#### Directions:
Set down every record below exactly as it stands, leaving out the pictures.

#### Records to use:

Content starts

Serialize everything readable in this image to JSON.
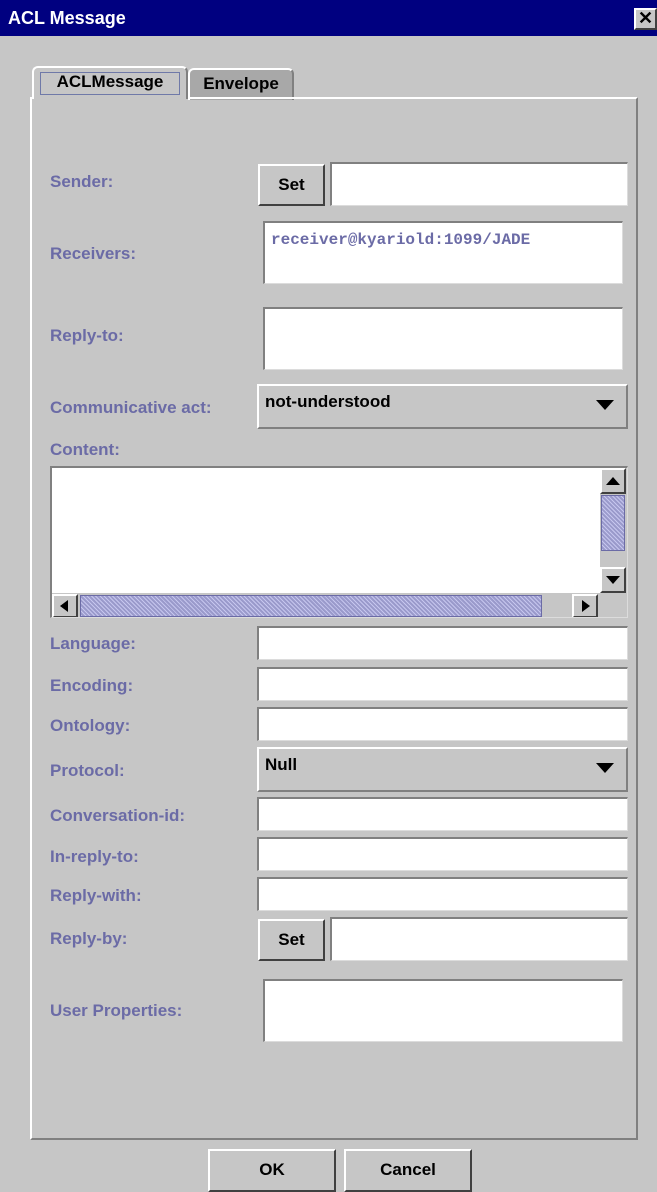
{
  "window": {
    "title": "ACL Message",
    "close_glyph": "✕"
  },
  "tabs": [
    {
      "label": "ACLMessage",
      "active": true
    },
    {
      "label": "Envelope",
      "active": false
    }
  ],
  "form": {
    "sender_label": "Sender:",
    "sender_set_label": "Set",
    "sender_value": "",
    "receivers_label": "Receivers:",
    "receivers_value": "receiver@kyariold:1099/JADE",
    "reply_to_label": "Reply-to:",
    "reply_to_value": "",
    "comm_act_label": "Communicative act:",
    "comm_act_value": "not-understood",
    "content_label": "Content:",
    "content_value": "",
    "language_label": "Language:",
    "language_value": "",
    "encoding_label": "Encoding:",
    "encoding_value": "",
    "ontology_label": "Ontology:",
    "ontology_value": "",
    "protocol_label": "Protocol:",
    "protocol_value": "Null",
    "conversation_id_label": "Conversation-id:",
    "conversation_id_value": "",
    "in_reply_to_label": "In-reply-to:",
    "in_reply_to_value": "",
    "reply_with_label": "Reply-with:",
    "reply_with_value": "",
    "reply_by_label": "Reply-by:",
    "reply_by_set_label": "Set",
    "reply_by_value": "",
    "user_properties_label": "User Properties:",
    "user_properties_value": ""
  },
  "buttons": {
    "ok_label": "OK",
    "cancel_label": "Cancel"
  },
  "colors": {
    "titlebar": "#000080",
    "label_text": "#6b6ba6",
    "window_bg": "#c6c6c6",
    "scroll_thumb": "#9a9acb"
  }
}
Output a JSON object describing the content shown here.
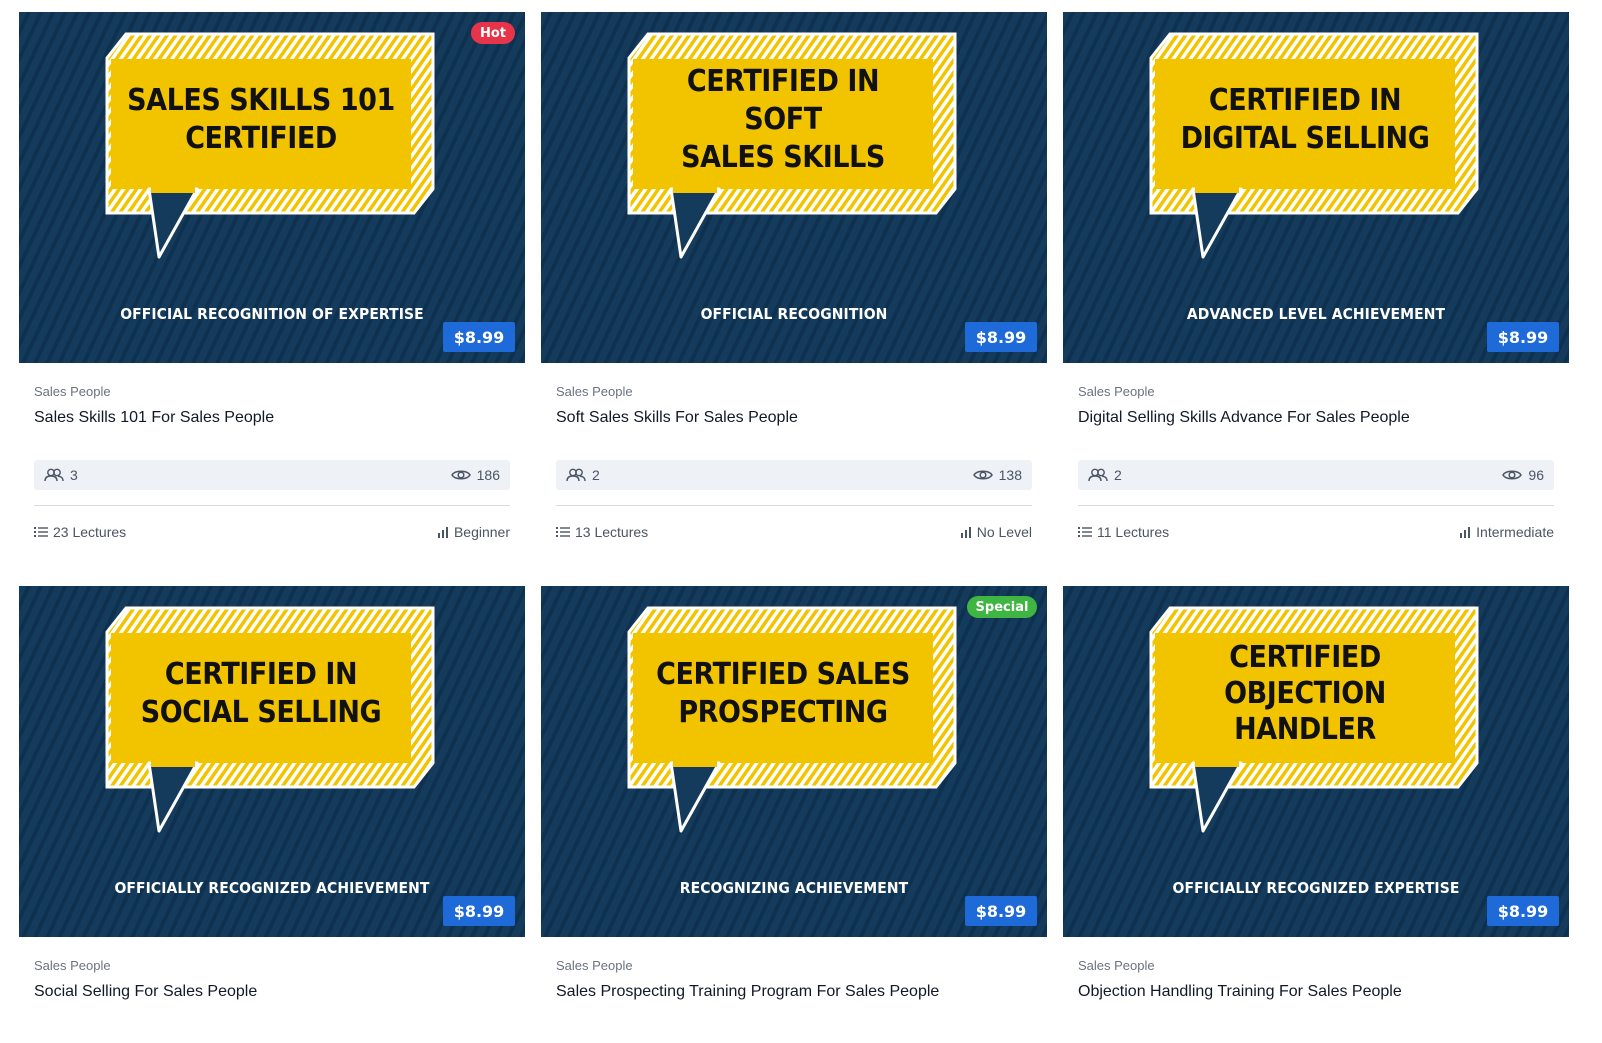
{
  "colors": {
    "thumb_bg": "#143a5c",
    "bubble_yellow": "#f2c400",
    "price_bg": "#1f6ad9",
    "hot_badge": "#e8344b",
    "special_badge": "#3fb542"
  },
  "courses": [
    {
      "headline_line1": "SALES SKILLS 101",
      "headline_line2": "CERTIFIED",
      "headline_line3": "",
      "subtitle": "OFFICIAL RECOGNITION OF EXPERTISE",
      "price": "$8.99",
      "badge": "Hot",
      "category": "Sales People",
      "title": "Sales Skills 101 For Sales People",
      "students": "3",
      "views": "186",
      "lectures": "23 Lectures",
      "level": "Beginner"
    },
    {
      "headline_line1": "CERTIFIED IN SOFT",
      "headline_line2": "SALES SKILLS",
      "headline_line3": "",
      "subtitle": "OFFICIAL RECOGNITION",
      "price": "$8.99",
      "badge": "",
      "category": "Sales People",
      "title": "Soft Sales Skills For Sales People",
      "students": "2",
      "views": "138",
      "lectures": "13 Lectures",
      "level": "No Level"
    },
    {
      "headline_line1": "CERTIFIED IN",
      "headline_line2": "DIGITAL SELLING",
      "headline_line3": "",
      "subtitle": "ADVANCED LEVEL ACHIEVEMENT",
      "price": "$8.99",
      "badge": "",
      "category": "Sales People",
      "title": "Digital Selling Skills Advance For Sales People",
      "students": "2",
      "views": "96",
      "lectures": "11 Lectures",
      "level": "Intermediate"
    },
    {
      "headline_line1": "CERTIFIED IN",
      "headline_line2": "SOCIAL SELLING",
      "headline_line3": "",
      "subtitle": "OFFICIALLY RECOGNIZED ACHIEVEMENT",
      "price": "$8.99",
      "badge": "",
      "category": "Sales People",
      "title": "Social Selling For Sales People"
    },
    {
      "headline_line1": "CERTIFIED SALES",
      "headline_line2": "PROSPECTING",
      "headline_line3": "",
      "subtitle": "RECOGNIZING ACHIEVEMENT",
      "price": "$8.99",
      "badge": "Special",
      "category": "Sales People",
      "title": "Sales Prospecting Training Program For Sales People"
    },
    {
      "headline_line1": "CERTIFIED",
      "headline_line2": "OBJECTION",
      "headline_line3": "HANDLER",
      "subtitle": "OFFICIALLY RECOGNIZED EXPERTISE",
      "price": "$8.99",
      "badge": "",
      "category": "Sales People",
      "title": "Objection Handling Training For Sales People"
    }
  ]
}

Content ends

#### Written response:
Serialize everything readable in this image to JSON.
{
  "window": {
    "title": "ACL Message",
    "close_glyph": "✕"
  },
  "tabs": [
    {
      "label": "ACLMessage",
      "active": true
    },
    {
      "label": "Envelope",
      "active": false
    }
  ],
  "form": {
    "sender_label": "Sender:",
    "sender_set_label": "Set",
    "sender_value": "",
    "receivers_label": "Receivers:",
    "receivers_value": "receiver@kyariold:1099/JADE",
    "reply_to_label": "Reply-to:",
    "reply_to_value": "",
    "comm_act_label": "Communicative act:",
    "comm_act_value": "not-understood",
    "content_label": "Content:",
    "content_value": "",
    "language_label": "Language:",
    "language_value": "",
    "encoding_label": "Encoding:",
    "encoding_value": "",
    "ontology_label": "Ontology:",
    "ontology_value": "",
    "protocol_label": "Protocol:",
    "protocol_value": "Null",
    "conversation_id_label": "Conversation-id:",
    "conversation_id_value": "",
    "in_reply_to_label": "In-reply-to:",
    "in_reply_to_value": "",
    "reply_with_label": "Reply-with:",
    "reply_with_value": "",
    "reply_by_label": "Reply-by:",
    "reply_by_set_label": "Set",
    "reply_by_value": "",
    "user_properties_label": "User Properties:",
    "user_properties_value": ""
  },
  "buttons": {
    "ok_label": "OK",
    "cancel_label": "Cancel"
  },
  "colors": {
    "titlebar": "#000080",
    "label_text": "#6b6ba6",
    "window_bg": "#c6c6c6",
    "scroll_thumb": "#9a9acb"
  }
}
Output a JSON object describing the content shown here.
{
  "colors": {
    "thumb_bg": "#143a5c",
    "bubble_yellow": "#f2c400",
    "price_bg": "#1f6ad9",
    "hot_badge": "#e8344b",
    "special_badge": "#3fb542"
  },
  "courses": [
    {
      "headline_line1": "SALES SKILLS 101",
      "headline_line2": "CERTIFIED",
      "headline_line3": "",
      "subtitle": "OFFICIAL RECOGNITION OF EXPERTISE",
      "price": "$8.99",
      "badge": "Hot",
      "category": "Sales People",
      "title": "Sales Skills 101 For Sales People",
      "students": "3",
      "views": "186",
      "lectures": "23 Lectures",
      "level": "Beginner"
    },
    {
      "headline_line1": "CERTIFIED IN SOFT",
      "headline_line2": "SALES SKILLS",
      "headline_line3": "",
      "subtitle": "OFFICIAL RECOGNITION",
      "price": "$8.99",
      "badge": "",
      "category": "Sales People",
      "title": "Soft Sales Skills For Sales People",
      "students": "2",
      "views": "138",
      "lectures": "13 Lectures",
      "level": "No Level"
    },
    {
      "headline_line1": "CERTIFIED IN",
      "headline_line2": "DIGITAL SELLING",
      "headline_line3": "",
      "subtitle": "ADVANCED LEVEL ACHIEVEMENT",
      "price": "$8.99",
      "badge": "",
      "category": "Sales People",
      "title": "Digital Selling Skills Advance For Sales People",
      "students": "2",
      "views": "96",
      "lectures": "11 Lectures",
      "level": "Intermediate"
    },
    {
      "headline_line1": "CERTIFIED IN",
      "headline_line2": "SOCIAL SELLING",
      "headline_line3": "",
      "subtitle": "OFFICIALLY RECOGNIZED ACHIEVEMENT",
      "price": "$8.99",
      "badge": "",
      "category": "Sales People",
      "title": "Social Selling For Sales People"
    },
    {
      "headline_line1": "CERTIFIED SALES",
      "headline_line2": "PROSPECTING",
      "headline_line3": "",
      "subtitle": "RECOGNIZING ACHIEVEMENT",
      "price": "$8.99",
      "badge": "Special",
      "category": "Sales People",
      "title": "Sales Prospecting Training Program For Sales People"
    },
    {
      "headline_line1": "CERTIFIED",
      "headline_line2": "OBJECTION",
      "headline_line3": "HANDLER",
      "subtitle": "OFFICIALLY RECOGNIZED EXPERTISE",
      "price": "$8.99",
      "badge": "",
      "category": "Sales People",
      "title": "Objection Handling Training For Sales People"
    }
  ]
}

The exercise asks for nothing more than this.